Talking about this book? Be sure to tag it using #PeterWattsIsAnAngrySentientTumor #NetGalley
“A brilliant bastard.” —Cory Doctorow
Which of the following is true?
Peter Watts was banned from the U.S.
Watts almost died from flesh-eating bacteria.
A schizophrenic man living in Watts's backyard almost set his house on fire.
Watts was raised by Baptists who really sucked at giving presents.
Peter Watts said to read this book. Or else.
“Watts, undoubtedly, is a genius.” —Medium
In more than fifty unpredictable essays and revenge fantasies, Peter Watts — Hugo Award-winning author, former marine biologist, and angry sentient tumor — is the savage dystopian optimist whom you can’t look away from.

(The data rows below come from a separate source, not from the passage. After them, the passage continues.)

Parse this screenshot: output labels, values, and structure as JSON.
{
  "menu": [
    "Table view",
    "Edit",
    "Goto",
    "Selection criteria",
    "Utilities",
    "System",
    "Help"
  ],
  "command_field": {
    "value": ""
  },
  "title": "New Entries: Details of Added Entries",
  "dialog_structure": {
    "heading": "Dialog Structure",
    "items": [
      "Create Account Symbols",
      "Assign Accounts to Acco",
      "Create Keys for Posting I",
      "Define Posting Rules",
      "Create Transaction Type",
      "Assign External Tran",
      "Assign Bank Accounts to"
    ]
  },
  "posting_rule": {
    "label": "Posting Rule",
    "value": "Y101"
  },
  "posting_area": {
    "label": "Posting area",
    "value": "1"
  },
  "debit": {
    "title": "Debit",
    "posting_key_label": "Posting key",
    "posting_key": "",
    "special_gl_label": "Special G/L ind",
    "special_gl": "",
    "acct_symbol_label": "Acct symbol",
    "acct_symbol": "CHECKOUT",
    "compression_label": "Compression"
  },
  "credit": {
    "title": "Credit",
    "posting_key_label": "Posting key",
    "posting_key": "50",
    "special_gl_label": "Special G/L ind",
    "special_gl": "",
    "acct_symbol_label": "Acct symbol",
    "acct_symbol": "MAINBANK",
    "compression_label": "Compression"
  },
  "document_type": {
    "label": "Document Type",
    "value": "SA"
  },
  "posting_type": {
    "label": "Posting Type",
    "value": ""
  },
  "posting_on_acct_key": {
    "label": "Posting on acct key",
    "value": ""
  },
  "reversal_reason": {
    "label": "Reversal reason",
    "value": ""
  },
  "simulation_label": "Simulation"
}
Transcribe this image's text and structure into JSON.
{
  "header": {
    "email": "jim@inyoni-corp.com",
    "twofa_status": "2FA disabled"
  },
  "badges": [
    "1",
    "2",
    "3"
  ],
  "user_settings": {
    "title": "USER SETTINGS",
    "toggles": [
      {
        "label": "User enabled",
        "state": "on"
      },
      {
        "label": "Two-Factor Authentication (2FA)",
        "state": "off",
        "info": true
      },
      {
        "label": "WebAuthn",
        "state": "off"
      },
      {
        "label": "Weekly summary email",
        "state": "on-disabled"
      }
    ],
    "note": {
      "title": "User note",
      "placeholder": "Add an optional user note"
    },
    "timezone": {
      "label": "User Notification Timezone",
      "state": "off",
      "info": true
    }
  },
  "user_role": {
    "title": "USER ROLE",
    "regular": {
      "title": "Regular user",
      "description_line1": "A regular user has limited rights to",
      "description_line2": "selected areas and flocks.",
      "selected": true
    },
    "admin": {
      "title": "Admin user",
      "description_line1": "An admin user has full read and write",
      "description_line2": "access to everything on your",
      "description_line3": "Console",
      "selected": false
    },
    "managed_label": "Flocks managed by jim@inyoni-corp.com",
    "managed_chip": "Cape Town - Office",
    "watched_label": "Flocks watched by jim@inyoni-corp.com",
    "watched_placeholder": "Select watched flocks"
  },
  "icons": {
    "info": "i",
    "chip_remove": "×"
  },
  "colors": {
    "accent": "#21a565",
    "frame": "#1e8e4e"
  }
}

Even when you probably should.
A Note From the Publisher
Praise for Peter Watts is an Angry Sentient Tumor
[STARRED REVIEW] “Former marine biologist and Hugo Award–winning sf author Watts has collected over 50 essays from his blog, Crawl, and other sources from as far back as 2004. His writing is irreverent, self-depreciating, profane, and funny, showcasing a Hunter S. Thompson–esque studied rage and dissatisfaction with the status quo combined with the readability and humor of John Scalzi. These thought-provoking essays rail against hypocrisy, question the usefulness of consciousness, and explore counterrhetorical biases and how they impact our society. With intellectual rigor, clarity, and dark humor, Watts covers subjects as widely divergent as holidays, law enforcement and surveillance, homelessness, and the intersection of science and sf in the study of dolphin language. His film criticism covers J. J. Abrams' Star Trek movies, Blade Runner 2049, and the fallacy of oppression in the X-Men franchise. He shares personal stories, too: a life-threatening illness, the death of his brother. This collection of well-written essays has actual science backing up most of Watts' opinions about politics and humanity. Give it to readers looking for a deep dive into privacy, antirhetorical biases, and other sociological issues.
—Booklist, starred review
“Watts, a former marine biologist and Hugo Award-winning Canadian science fiction writer, rails against climate change one moment and movingly describes his relationship with a cat the next. You never know where his writing’s going to lead, and reading his essays is an exciting, energizing, and occasionally bewildering journey.”
“Peter Watts will shatter your illusions, crush your dreams, and vaporize your defense mechanisms, because he cares. He cares deeply about our world, and he respects you enough not to coddle you with reassurances. These essays are proof of that—they are tough love for the mind.”
—Karl Schroeder, author of Ventus and Permanence
“You may not agree with every opinion Watts has, but you will have to admit he is an excellent writer, presents his opinions and facts clearly and concisely, and he is passionate about what he thinks.”
—She Treads Softly
“There's an underlying feeling to the pieces presented in the book that Watts cares He cares about the planet, he cares about humanity, he cares about everything. He gets angry at things precisely because he cares so much. And it really does show.”
Praise for Peter Watts
“Known for his pitch-black views on human nature, and a breathtaking ability to explore the weird side of evolution and animal behavior, Watts is one of those writers who gets into your brain and remains lodged there like an angry, sentient tumor.” —Annalee Newitz, io9
“Peter Watts blows my mind every single time.” —Kelly Robson, author of Gods, Monsters, and the Lucky Peach
“[Watts] asks the questions that the best science fiction writers ask, but that the rest of us may be afraid to answer.”—Chicago Tribune
“Watts is a poet when it comes to science.”—Justina Robson, author of Keeping it Real
“A sharp and incisive stylist with a rather tragic, if clear-eyed, view of human nature, and the capacity for some remarkable hard-SF inventions.”—Locus
“Watts continues to challenge readers with his imaginative plots and superb storytelling.”—Library Journal
“Possessing the stern moral acuity of James Tiptree, [Watts] also exhibits the intellectual zest of Arthur C. Clarke.”—Paul Di Filippo, Barnes & Noble Review
“Holding himself to a higher standard of storytelling, Watts uses the effects of mainstream sci-fi, yet continually aims at something deeper in humanity and society’s soul.”—Speculiction
• Promotion at trade shows and conventions, including BEA, ALA, and the World Science Fiction Convention
• Features, interviews, and reviews in tech and genre venues
• Author appearances to include Canada and international events TBD
• Planned galley distribution/giveaways to include NetGalley, Edelweiss, and additional outlets
• Advertising and promotion in national print and via online outlets and social media